- Maintaining Seals and Caulking: The seals and caulking around windows, doors, and joints are critical for preserving the insulation’s efficiency. Periodically inspect these seals for signs of wear, cracking, or gaps. If identified, reseal or recaulk as needed to maintain an airtight seal, preventing heat loss and drafts.
- Gutter and Downpipe Maintenance: Ensure that gutters and downpipes are clear of debris to prevent water overflow and potential damage to the conservatory structure. Clogged gutters can lead to water pooling on the roof, increasing the risk of leaks and compromising the insulation’s performance.
- Professional Inspections: While regular homeowner inspections are invaluable, consider scheduling periodic professional inspections. Experts can identify potential issues that might not be immediately apparent, ensuring that your conservatory roof remains in optimal condition.

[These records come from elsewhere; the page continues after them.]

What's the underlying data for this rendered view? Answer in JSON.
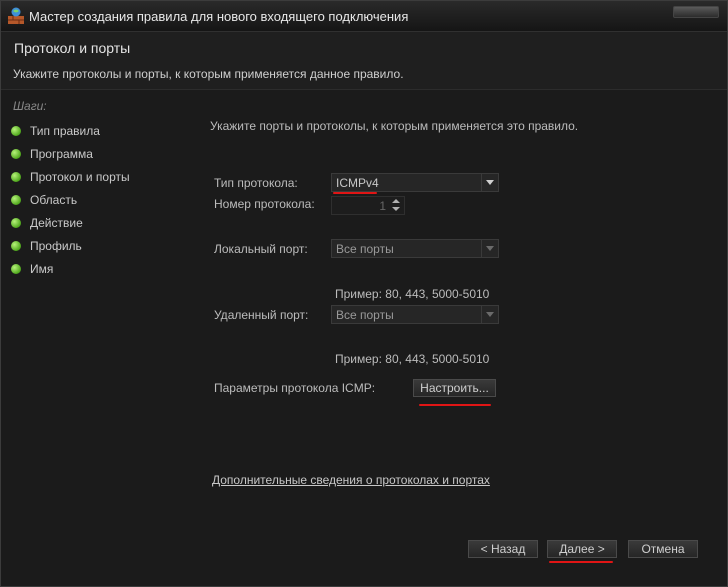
{
  "window": {
    "title": "Мастер создания правила для нового входящего подключения"
  },
  "header": {
    "title": "Протокол и порты",
    "subtitle": "Укажите протоколы и порты, к которым применяется данное правило."
  },
  "steps": {
    "heading": "Шаги:",
    "items": [
      {
        "label": "Тип правила"
      },
      {
        "label": "Программа"
      },
      {
        "label": "Протокол и порты"
      },
      {
        "label": "Область"
      },
      {
        "label": "Действие"
      },
      {
        "label": "Профиль"
      },
      {
        "label": "Имя"
      }
    ]
  },
  "form": {
    "intro": "Укажите порты и протоколы, к которым применяется это правило.",
    "protocol_type_label": "Тип протокола:",
    "protocol_type_value": "ICMPv4",
    "protocol_number_label": "Номер протокола:",
    "protocol_number_value": "1",
    "local_port_label": "Локальный порт:",
    "local_port_value": "Все порты",
    "local_port_example": "Пример: 80, 443, 5000-5010",
    "remote_port_label": "Удаленный порт:",
    "remote_port_value": "Все порты",
    "remote_port_example": "Пример: 80, 443, 5000-5010",
    "icmp_label": "Параметры протокола ICMP:",
    "icmp_button": "Настроить..."
  },
  "link": "Дополнительные сведения о протоколах и портах",
  "buttons": {
    "back": "< Назад",
    "next": "Далее >",
    "cancel": "Отмена"
  },
  "colors": {
    "highlight": "#e01515",
    "step_dot": "#4fa81c"
  }
}
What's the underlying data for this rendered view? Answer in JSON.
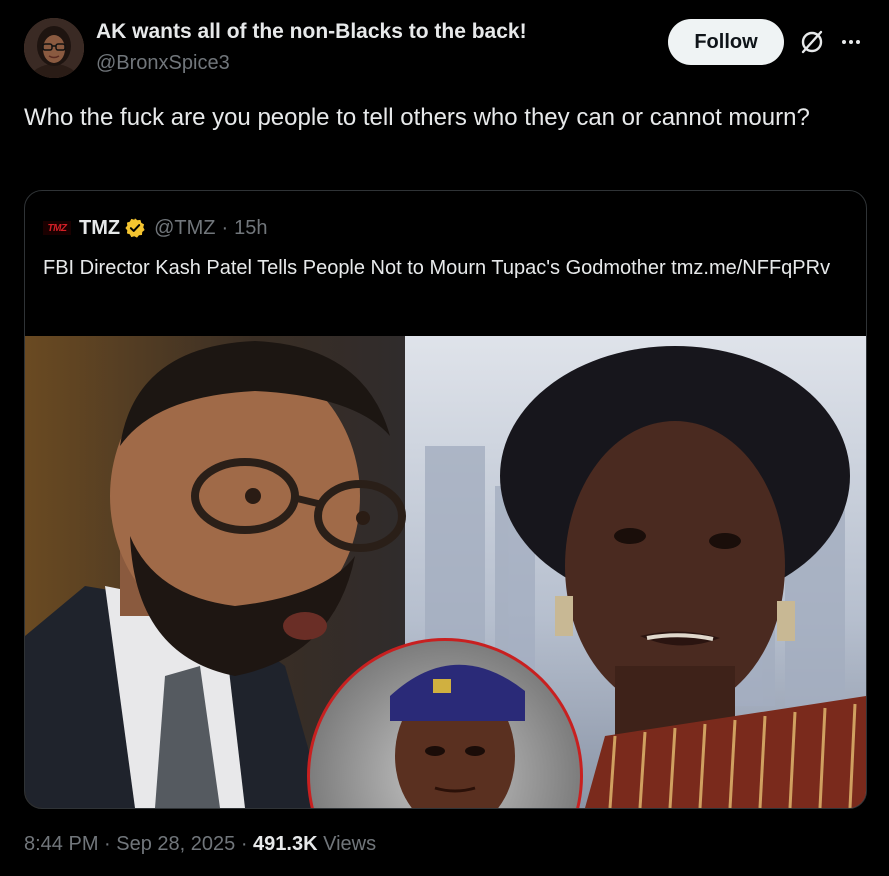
{
  "author": {
    "display_name": "AK wants all of the non-Blacks to the back!",
    "handle": "@BronxSpice3"
  },
  "follow_label": "Follow",
  "icons": {
    "grok": "grok-icon",
    "more": "more-icon",
    "verified": "verified-gold-icon"
  },
  "tweet_text": "Who the fuck are you people to tell others who they can or cannot mourn?",
  "quote": {
    "logo_text": "TMZ",
    "name": "TMZ",
    "handle": "@TMZ",
    "separator": "·",
    "age": "15h",
    "text": "FBI Director Kash Patel Tells People Not to Mourn Tupac's Godmother tmz.me/NFFqPRv"
  },
  "footer": {
    "time": "8:44 PM",
    "date": "Sep 28, 2025",
    "views_count": "491.3K",
    "views_label": "Views"
  },
  "colors": {
    "background": "#000000",
    "text": "#e7e9ea",
    "muted": "#71767b",
    "border": "#2f3336",
    "follow_bg": "#eff3f4",
    "verified": "#f4c430",
    "tmz_red": "#d41f26"
  }
}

In conclusion, conservatory roof insulation is a game-changer for homeowners seeking year-round comfort and energy efficiency in their conservatories. Understanding the specific needs of different roof types, choosing the right insulation material, and adhering to UK building regulations are crucial steps in this process.
Whether you opt for a professional installation or embark on a DIY project, the rewards of a well-insulated conservatory are well worth the investment.
Take the first step towards a more comfortable living space and unlock the full potential of your conservatory with proper roof insulation.